Bridging the Mail to SharePoint Gap

After I finished University, I got my own email account. I signed up for eWorld (https://en.wikipedia.org/wiki/EWorld), the Mac version of AOL at the time. I only knew a few people with email addresses so I seldom got emails. Every night from my tiny apartment in rural Japan where I had gone to work after finishing my degree, I would dial up to a local node with my 14.4k baud modem. I wouldn’t get an email every day but I checked religiously. My main correspondent was my Mom. Spam back then was still only a canned meat product and emails were usually only text.  

eWorld Circa 1995, Source: http://www.scottconverse.com/

eWorld Circa 1995, Source: http://www.scottconverse.com/

Now, like most people, I get hundreds of emails a day. They include questions, complaints, tasks, meeting requests, and Documents… lots of documents. I would estimate that one in ten emails I receive has an attachment. I could be a document I’m working on (like this one), a Request for Proposal, a signed contract, a network diagram, or a vast number of other rich and important pieces of information. 100% of my corporate email is work related. But email is still generally private. I am sure most people would be outraged if asked to share their email with their boss or colleague. So, vast amounts of important corporate information are left in people’s inboxes. Some of it makes it to the desktop or the shared drive. Even less makes it into a corporate document management system. Even though SharePoint is one of the most widely adopted platforms, it is estimated that a very small amount of corporate information ever makes it there (AIIM Industry Watch – The Impact of SharePoint - 2016).

A typical scenario we are all familiar with is the ‘save all attachments’ dance. Where we save our document somewhere familiar (often the desktop), open SharePoint in a browser, navigate to the site we think these should go, and then either attempt to drag them in or use the “upload document” button in the ribbon. With all these steps, it’s amazing anything ever actually makes it to SharePoint.

So, what’s the solution? Moving things into SharePoint from mail should be easy. Let’s face it, Outlook is the main window into most Information Worker’s workday. So why not make it easy to integrate our Enterprise Document Management with our mail? Collabware has built Collabmail to do just that.

Collabmail offers a simple yet feature rich window into your SharePoint world that includes O365 sites and OneDrive as well as most versions of On-Premise SharePoint or any combination. With Collabmail you can easily add sites as favorites and control your view into SharePoint. You can drag emails and their attachments or just their attachments into SharePoint or drag them from SharePoint into a mail. You can edit SharePoint metadata from Outlook and even move content from your file structure into SharePoint via Outlook.  

My mailbox with Collabmail installed on the right. 

My mailbox with Collabmail installed on the right. 

If you find yourself in Outlook all day and struggling with SharePoint, Collabmail can be a window that will help you see the landscape of document management without losing focus. Getting content from where you are working (Outlook) to where you need it (SharePoint) in an easy and effective way is really the first steps of Enterprise Content Management in SharePoint.
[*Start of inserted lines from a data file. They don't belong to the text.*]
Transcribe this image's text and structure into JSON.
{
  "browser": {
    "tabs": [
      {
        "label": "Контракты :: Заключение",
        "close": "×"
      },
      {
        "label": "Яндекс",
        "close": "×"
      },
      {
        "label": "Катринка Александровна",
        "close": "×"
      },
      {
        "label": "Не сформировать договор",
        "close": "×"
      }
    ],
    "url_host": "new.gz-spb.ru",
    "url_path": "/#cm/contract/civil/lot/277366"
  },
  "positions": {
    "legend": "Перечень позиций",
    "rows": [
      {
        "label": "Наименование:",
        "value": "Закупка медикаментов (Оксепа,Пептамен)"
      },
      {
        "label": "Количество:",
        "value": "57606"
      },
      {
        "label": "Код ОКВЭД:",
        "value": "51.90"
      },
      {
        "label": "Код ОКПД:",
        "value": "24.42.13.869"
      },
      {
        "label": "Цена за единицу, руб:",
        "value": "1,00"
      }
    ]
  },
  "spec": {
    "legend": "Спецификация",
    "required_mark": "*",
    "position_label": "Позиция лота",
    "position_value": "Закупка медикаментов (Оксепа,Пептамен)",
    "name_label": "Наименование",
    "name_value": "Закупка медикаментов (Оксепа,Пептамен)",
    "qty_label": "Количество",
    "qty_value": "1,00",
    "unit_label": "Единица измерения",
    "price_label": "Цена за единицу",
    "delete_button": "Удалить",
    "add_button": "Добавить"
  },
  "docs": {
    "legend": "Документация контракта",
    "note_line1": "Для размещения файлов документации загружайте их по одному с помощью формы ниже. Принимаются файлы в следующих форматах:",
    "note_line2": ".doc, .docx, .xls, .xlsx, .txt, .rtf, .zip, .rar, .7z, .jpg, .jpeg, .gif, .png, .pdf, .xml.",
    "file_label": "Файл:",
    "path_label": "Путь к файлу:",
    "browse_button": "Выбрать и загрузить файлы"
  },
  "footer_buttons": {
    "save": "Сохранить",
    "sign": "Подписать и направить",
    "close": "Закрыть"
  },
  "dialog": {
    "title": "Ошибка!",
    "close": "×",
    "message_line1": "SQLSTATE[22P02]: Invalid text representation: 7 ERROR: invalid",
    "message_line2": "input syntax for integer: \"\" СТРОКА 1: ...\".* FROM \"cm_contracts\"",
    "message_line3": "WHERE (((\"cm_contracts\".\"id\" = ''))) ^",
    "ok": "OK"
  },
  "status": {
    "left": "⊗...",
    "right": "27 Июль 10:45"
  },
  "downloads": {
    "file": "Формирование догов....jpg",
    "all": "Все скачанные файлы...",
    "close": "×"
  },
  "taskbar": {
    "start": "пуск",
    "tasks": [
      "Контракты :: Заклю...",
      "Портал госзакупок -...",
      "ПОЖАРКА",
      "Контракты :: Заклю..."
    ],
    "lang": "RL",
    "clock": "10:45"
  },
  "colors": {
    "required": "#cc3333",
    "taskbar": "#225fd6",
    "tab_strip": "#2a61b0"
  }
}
Look out for the next in the series: Cradle to Grave: Part 3, Toddling: Getting Control of Your Content and Making it Walk.